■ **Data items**
********
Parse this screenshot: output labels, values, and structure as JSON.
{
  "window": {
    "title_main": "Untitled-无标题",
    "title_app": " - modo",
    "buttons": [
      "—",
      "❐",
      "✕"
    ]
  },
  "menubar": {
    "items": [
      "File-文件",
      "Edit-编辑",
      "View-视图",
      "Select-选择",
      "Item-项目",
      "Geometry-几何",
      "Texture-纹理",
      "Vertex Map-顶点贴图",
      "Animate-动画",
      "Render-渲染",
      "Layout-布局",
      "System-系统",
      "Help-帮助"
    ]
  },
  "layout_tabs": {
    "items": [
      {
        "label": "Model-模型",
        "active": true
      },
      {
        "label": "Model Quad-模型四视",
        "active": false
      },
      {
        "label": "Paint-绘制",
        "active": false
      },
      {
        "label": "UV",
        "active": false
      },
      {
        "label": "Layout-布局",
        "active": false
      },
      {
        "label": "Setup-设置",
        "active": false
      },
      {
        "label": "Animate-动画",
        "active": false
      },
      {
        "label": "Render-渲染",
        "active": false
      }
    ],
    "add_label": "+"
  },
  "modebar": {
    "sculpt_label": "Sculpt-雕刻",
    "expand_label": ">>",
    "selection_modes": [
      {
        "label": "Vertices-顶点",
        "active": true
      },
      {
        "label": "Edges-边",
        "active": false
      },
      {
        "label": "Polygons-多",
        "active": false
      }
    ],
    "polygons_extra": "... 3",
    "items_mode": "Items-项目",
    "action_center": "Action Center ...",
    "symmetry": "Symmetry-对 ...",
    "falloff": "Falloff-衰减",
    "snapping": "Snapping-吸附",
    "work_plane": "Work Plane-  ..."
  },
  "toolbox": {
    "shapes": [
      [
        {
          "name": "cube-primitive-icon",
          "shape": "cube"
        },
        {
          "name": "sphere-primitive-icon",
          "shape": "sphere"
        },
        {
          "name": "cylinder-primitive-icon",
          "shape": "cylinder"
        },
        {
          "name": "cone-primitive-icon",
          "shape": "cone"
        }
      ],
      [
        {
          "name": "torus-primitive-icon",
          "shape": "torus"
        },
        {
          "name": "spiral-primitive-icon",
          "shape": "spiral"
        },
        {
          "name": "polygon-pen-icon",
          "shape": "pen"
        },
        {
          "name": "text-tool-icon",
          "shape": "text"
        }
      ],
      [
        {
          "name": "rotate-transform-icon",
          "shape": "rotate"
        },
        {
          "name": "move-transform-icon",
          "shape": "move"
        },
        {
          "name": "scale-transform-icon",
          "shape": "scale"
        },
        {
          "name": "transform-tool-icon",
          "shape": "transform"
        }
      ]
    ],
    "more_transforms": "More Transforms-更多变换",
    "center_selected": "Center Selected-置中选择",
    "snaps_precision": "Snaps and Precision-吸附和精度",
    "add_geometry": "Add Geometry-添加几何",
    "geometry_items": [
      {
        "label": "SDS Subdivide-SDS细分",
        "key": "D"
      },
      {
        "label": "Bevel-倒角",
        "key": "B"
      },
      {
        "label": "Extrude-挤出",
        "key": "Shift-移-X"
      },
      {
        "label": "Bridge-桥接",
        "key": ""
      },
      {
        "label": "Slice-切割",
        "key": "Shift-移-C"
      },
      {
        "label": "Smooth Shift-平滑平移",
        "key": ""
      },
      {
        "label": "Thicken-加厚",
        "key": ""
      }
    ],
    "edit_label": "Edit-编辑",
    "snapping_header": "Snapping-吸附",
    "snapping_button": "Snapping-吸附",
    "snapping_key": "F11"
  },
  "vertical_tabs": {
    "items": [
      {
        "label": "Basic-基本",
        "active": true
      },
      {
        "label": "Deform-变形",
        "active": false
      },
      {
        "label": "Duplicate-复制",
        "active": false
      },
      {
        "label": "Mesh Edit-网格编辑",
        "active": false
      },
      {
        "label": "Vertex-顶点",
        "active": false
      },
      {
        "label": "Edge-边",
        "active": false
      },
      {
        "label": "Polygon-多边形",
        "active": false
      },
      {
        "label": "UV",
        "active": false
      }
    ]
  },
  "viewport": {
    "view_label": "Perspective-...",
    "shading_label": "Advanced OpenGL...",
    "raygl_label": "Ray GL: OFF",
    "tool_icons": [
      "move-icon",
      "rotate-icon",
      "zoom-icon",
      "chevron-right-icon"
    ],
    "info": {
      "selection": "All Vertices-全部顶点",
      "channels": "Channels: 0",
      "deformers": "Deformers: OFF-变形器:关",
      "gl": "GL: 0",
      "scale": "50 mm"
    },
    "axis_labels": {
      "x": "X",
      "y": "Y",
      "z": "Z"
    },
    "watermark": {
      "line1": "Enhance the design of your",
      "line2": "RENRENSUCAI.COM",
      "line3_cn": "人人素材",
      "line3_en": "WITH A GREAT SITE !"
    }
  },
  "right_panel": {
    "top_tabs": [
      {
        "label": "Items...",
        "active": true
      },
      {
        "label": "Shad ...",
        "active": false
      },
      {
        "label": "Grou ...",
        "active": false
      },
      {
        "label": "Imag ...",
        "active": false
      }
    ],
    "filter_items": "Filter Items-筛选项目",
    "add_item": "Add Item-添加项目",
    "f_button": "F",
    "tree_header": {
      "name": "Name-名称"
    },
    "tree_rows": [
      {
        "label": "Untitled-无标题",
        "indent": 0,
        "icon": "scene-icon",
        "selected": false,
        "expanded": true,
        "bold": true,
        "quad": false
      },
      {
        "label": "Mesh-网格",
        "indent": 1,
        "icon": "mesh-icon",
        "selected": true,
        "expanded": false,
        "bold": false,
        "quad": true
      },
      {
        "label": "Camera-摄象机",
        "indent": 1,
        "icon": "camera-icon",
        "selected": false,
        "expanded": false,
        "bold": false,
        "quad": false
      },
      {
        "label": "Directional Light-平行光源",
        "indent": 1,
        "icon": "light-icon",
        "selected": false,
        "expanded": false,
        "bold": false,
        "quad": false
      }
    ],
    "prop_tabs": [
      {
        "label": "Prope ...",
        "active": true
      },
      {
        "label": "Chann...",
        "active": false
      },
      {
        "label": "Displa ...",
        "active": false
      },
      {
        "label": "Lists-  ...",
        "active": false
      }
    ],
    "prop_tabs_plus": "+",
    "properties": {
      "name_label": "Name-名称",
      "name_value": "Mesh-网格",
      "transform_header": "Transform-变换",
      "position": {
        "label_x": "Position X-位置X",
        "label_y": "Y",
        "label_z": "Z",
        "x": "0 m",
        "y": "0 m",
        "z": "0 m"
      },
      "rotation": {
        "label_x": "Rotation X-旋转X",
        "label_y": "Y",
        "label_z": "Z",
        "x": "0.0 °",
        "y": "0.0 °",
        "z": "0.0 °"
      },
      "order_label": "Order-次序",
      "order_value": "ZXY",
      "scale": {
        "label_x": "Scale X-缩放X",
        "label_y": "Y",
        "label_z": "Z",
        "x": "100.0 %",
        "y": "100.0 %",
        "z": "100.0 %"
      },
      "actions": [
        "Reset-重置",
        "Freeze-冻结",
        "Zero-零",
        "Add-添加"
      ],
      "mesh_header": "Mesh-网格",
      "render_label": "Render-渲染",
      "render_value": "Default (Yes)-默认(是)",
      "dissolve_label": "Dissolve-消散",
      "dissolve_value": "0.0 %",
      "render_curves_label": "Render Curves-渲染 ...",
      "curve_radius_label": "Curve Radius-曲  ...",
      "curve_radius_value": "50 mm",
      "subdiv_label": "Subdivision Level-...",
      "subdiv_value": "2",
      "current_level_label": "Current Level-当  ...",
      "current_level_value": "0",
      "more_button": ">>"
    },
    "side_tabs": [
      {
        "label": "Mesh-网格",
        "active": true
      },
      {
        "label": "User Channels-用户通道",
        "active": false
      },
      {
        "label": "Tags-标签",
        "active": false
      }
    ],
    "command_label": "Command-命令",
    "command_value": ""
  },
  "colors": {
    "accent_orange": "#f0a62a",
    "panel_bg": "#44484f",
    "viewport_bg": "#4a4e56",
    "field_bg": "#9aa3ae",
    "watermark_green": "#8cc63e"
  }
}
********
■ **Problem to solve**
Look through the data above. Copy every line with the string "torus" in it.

■ **Problem solution**
          "name": "torus-primitive-icon",
          "shape": "torus"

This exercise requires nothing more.